What the HECK are they thinking? Negotiating their side of the table
One of the most common questions litigators ask is this:
What the heck is the other side thinking? I mean, are they stupid or just lazy? I don't get it. Why are they even defending the case? or bringing it? They'll never win.
It turns out, of course, that the other side is thinking something and the thing that they're thinking is impossible for us to know without asking them what the heck are you thinking? This is not something litigators do well. But it is something that women do splendidly and quite naturally.
Asking diagnostic or "strategic" questions is one of the best ways to commence any negotiation session, whether you're asking for a raise, raising your fee or seeking a discount. How you ask these questions will, of course, determine the quality of the answers you get. What kind of questions are we talking about? Take a look at July workshop member Selena Rezvani's post at NextGenWomen, Ladies, Don't Forget to Negotiate.
USE STRATEGIC QUESTIONING
While you are negotiating, use the technique of asking questions, preferably open-ended questions, which can be very powerful. These questions open up dialogue and can even buy you more time if you need to gather your thoughts. These questions, some examples of which are shown below, help guide and move the conversation along.
• Can you explain how you arrived at that solution?
• How are decisions like these determined?
• Are you willing to negotiate that point?
• What is keeping us from coming to an agreement?
• How could I help you feel more comfortable with this request?
• What is most important to you? Can you explain why?
• How can we move forward?
• How can we best . . . ?
• How can we make this work for both of us?
• Is that the best you can do?
• What is the cost of us not coming to an agreement?
(read the full post here)
These are all dynamite questions to ask when attempting to learn your bargaining partners' interests -- their goals, desires, needs, fears, preferences, priorities, competing opportunities, possible alternative negotiation partners, restrictions on their authority to make a deal, and the like.
How we ask these questions is as important as the questions themselves. Negotiation gurus Linda Babcock and Sara Laschever of Women Don't Ask and Ask for It! suggest that we women be "relentlessly pleasant." Pleasant and firm. Pleasant and strong. Pleasant and professional. Pleasant and prepared. Pleasant and knowledgeable. A negotiation can be conducted on the most competitive and aggressive terms in the most pleasant fashion.
"I'd really like to see you get the best deal possible for my services. Let's talk about the ways in which I can be most helpful to you and then we can talk about price."
"Gee, I'm sorry you don't have the ability to pay my fee up front. What would make it easier for you? I have permitted people to pay over time under certain circumstances, but I've also had bad experiences when I've done so. What were you considering? Have you thought about how you might guarantee that my full fee will be paid even after I've completed the job?"
"I'd love to work with you but your price just doesn't fall within my budget right now. Do you have any ideas about fitting your services into my limitations?"
We don't lack for pleasant. What we lack is firm.

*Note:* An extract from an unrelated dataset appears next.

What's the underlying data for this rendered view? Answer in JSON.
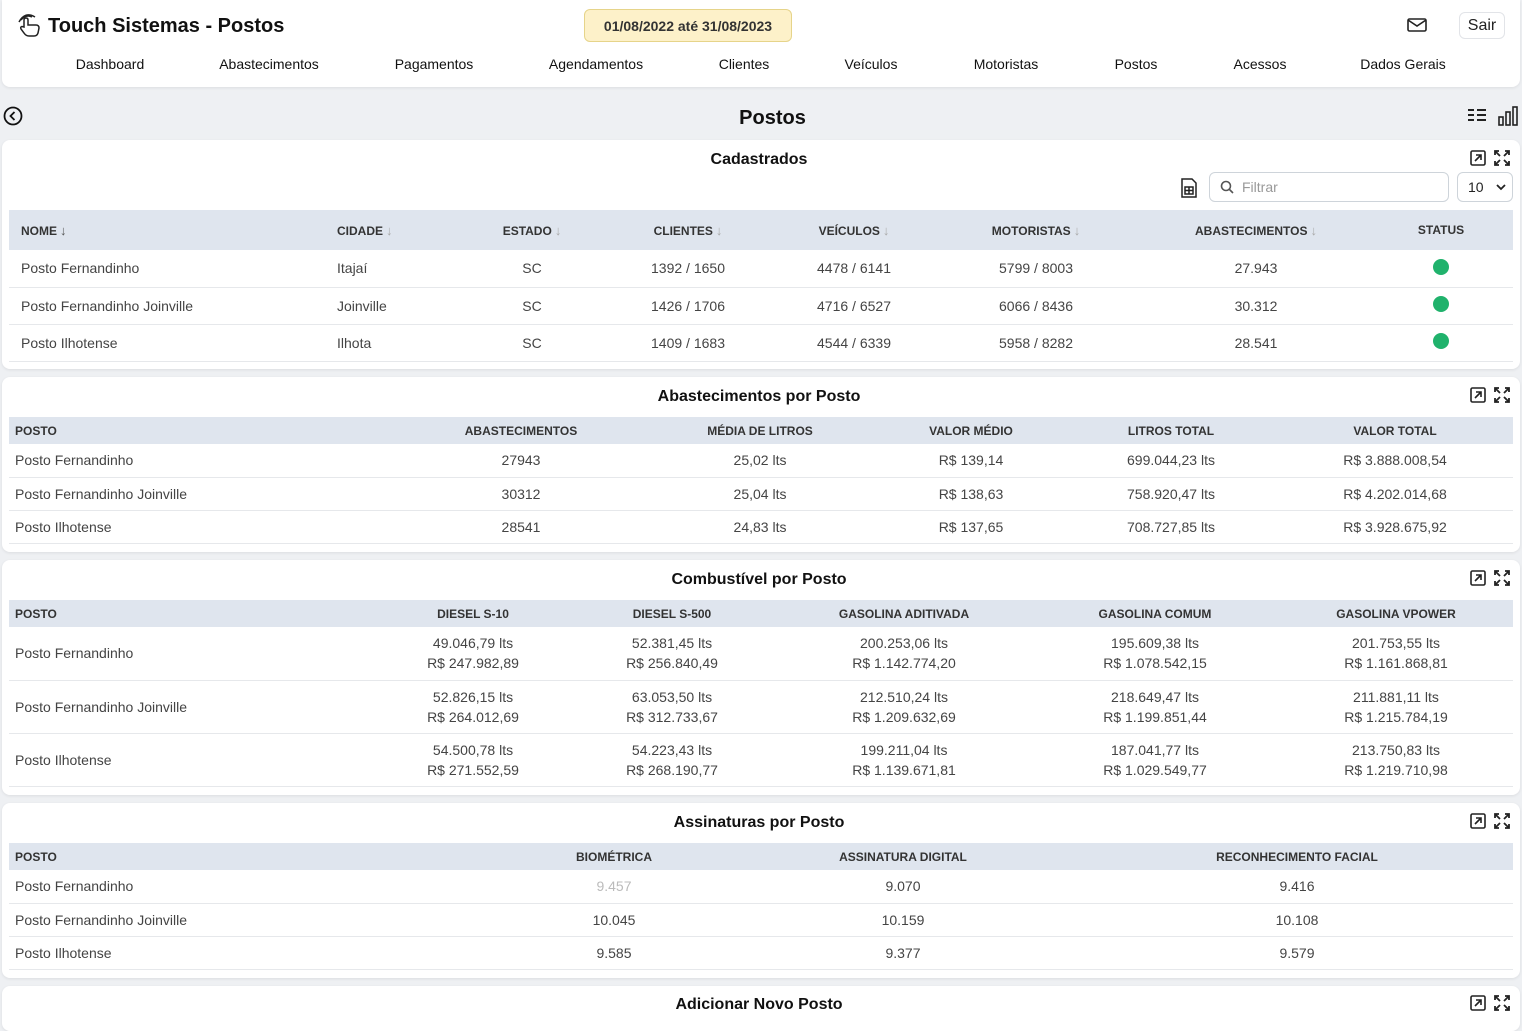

If we are clear and firm about our own bottom line, putting ourselves on their side of the table with the negotiation "problem" in front (instead of between) us, we become partners in the bargaining enterprise while at the same time maximizing opportunities available to us both. And best of all, we'll get a great deal without feeling as if we're "negotiating" at all.